Burdock is a member of the thistle family. It was originally
grown in Europe and Asia, but is now widespread throughout
the U.S. It is a short, dull green plant that grows in light,
well-drained soil, with wavy, heart-shaped leaves and roots
that are brownish-green or black on the outside. Both the
root and leaves are used in herbal remedies; however, the
roots are the most important part in terms of herbal medicine.
Why do we need burdock? What is
it used for?
Burdock contains inulin and mucilage, which may ease certain
gastrointestinal conditions. It also contains many bitter-tasting
compounds which are thought to aid in digestion. In addition,
the plant has substances called polyacetylenes, which have
In traditional texts, burdock was classified as an "alterative"
or blood purifier. In traditional Chinese medicine, burdock
root is used in combination with other herbs to treat sore
throats, tonsillitis, colds, and
even measles. Today, it is used to treat a variety of skin
problems, including psoriasis, eczema, contact dermatitis
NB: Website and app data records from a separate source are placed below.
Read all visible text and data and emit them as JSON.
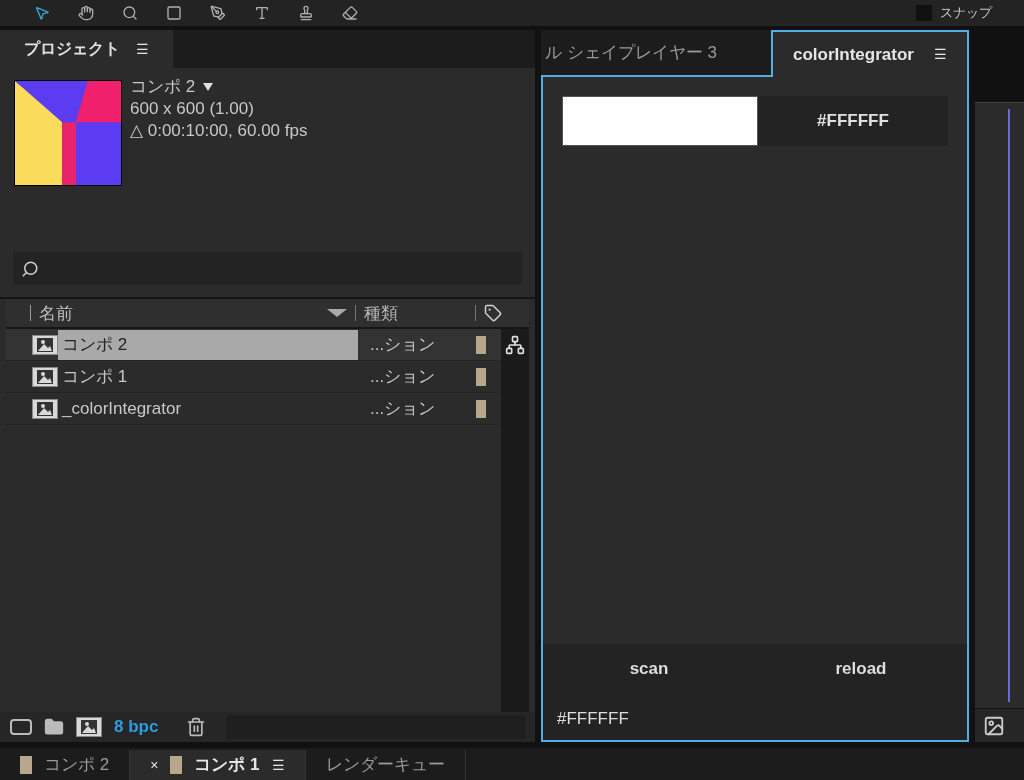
{
  "toolbar": {
    "snap_label": "スナップ",
    "snap_checked": false
  },
  "project_panel": {
    "tab": {
      "label": "プロジェクト",
      "menu": "☰"
    },
    "preview": {
      "title": "コンポ 2",
      "dimensions": "600 x 600 (1.00)",
      "duration": "△ 0:00:10:00, 60.00 fps"
    },
    "columns": [
      {
        "label": "名前",
        "sorted": true
      },
      {
        "label": "種類",
        "sorted": false
      }
    ],
    "items": [
      {
        "name": "コンポ 2",
        "type": "...ション",
        "selected": true,
        "color": "#b9a78b",
        "flowchart": true
      },
      {
        "name": "コンポ 1",
        "type": "...ション",
        "selected": false,
        "color": "#b9a78b",
        "flowchart": false
      },
      {
        "name": "_colorIntegrator",
        "type": "...ション",
        "selected": false,
        "color": "#b9a78b",
        "flowchart": false
      }
    ],
    "footer": {
      "bit_depth": "8 bpc"
    }
  },
  "plugin_panel": {
    "tabs": [
      {
        "label": "ル シェイプレイヤー 3",
        "selected": false
      },
      {
        "label": "colorIntegrator",
        "selected": true,
        "menu": "☰"
      }
    ],
    "swatch": {
      "color": "#ffffff"
    },
    "hex_value": "#FFFFFF",
    "buttons": [
      "scan",
      "reload"
    ],
    "status": "#FFFFFF"
  },
  "bottom_tabs": [
    {
      "label": "コンポ 2",
      "selected": false,
      "color": "#b9a78b"
    },
    {
      "label": "コンポ 1",
      "selected": true,
      "color": "#b9a78b",
      "close": "×",
      "menu": "☰"
    },
    {
      "label": "レンダーキュー",
      "selected": false
    }
  ]
}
and gout. Preliminary studies have shown it can reduce inflammation
and liver damage, although these studies have not been duplicated
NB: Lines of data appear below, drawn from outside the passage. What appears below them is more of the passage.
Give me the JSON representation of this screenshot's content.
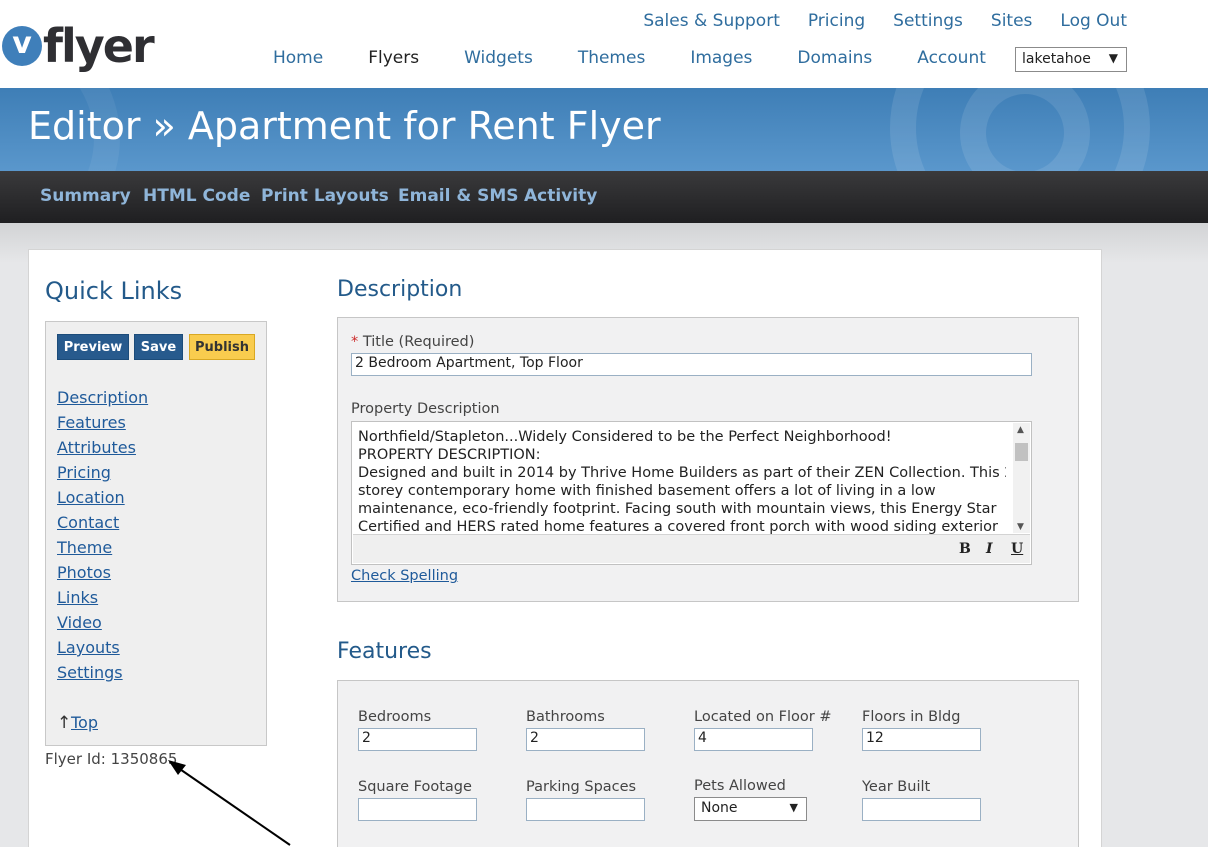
{
  "header": {
    "logo_letter": "v",
    "logo_text": "flyer",
    "util_nav": [
      "Sales & Support",
      "Pricing",
      "Settings",
      "Sites",
      "Log Out"
    ],
    "main_nav": [
      "Home",
      "Flyers",
      "Widgets",
      "Themes",
      "Images",
      "Domains",
      "Account"
    ],
    "active_nav": "Flyers",
    "account_select": "laketahoe"
  },
  "banner": {
    "title": "Editor » Apartment for Rent Flyer"
  },
  "subnav": [
    "Summary",
    "HTML Code",
    "Print Layouts",
    "Email & SMS",
    "Activity"
  ],
  "quick_links": {
    "title": "Quick Links",
    "buttons": {
      "preview": "Preview",
      "save": "Save",
      "publish": "Publish"
    },
    "links": [
      "Description",
      "Features",
      "Attributes",
      "Pricing",
      "Location",
      "Contact",
      "Theme",
      "Photos",
      "Links",
      "Video",
      "Layouts",
      "Settings"
    ],
    "top_arrow": "↑",
    "top_link": "Top",
    "flyer_id": "Flyer Id: 1350865"
  },
  "description": {
    "heading": "Description",
    "title_required_mark": "*",
    "title_label": "Title (Required)",
    "title_value": "2 Bedroom Apartment, Top Floor",
    "property_label": "Property Description",
    "property_lines": [
      "Northfield/Stapleton...Widely Considered to be the Perfect Neighborhood!",
      "PROPERTY DESCRIPTION:",
      "Designed and built in 2014 by Thrive Home Builders as part of their ZEN Collection. This 2-",
      "storey contemporary home with finished basement offers a lot of living in a low",
      "maintenance, eco-friendly footprint. Facing south with mountain views, this Energy Star",
      "Certified and HERS rated home features a covered front porch with wood siding exterior"
    ],
    "toolbar": {
      "bold": "B",
      "italic": "I",
      "underline": "U"
    },
    "check_spelling": "Check Spelling"
  },
  "features": {
    "heading": "Features",
    "fields": [
      {
        "label": "Bedrooms",
        "value": "2"
      },
      {
        "label": "Bathrooms",
        "value": "2"
      },
      {
        "label": "Located on Floor #",
        "value": "4"
      },
      {
        "label": "Floors in Bldg",
        "value": "12"
      },
      {
        "label": "Square Footage",
        "value": ""
      },
      {
        "label": "Parking Spaces",
        "value": ""
      },
      {
        "label": "Pets Allowed",
        "value": "None"
      },
      {
        "label": "Year Built",
        "value": ""
      }
    ]
  },
  "colors": {
    "link_blue": "#2f6d9e",
    "heading_blue": "#235a8a",
    "button_blue": "#275a8d",
    "publish_yellow": "#f9cc4e",
    "banner_blue": "#4a89c1",
    "subnav_link": "#8fb5d9"
  }
}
How much burdock should I take?
Many herbalists recommend 2-4ml of burdock tincture per day.
Another common recommendation is 1-2 grams of burdock capsules
three times per day.
What forms of burdock are available?
Dried burdock root is available in capsule or powder form.
Many stores also sell burdock tinctures and extracts; in addition,
dried burdock root can be used in tea.
What can happen if I take too much
burdock? Are there any interactions I should be aware of?
What precautions should I take?
While there are no known risks associated with burdock, the
toxicology of the plant is not well-known. Skin contact with
burdock may lead to skin irritation in sensitive patients.
Pregnant and lactating women should not take burdock.
Burdock may interfere with certain medications for diabetes
and hypoglycemia. Make sure to consult with a health care
provider before taking this (or any other) supplement.
Other Resources :
More You Know About Nutrition
- Bradley P (ed.) British Herbal Compendium.
Dorset, England: British Herbal Medicine Association; 1992:1:4649.
- Lin CC, et al. Anti-inflammatory and radical
scavenge effects of arctium lappa. Am J Chin Med
- Morita K, Kada T, Namiki M. A desmutagenic
factor isolated from burdock (arctium lappa linne).
Mutation Res 1984;129:2531.
- Swanston-Flatt SK, Day C, Flatt PR, Gould
BJ, Bailey CJ. Glycaemic effects of traditional European
plant treatments for diabetes. Studies in normal and streptozotocin
diabetic mice. Diabetes Res 1989;413:6973.
- Wichtl M. Herbal Drugs and Phytopharmaceuticals.
Boca Raton, FL: CRC Press, 1994, pp. 9101.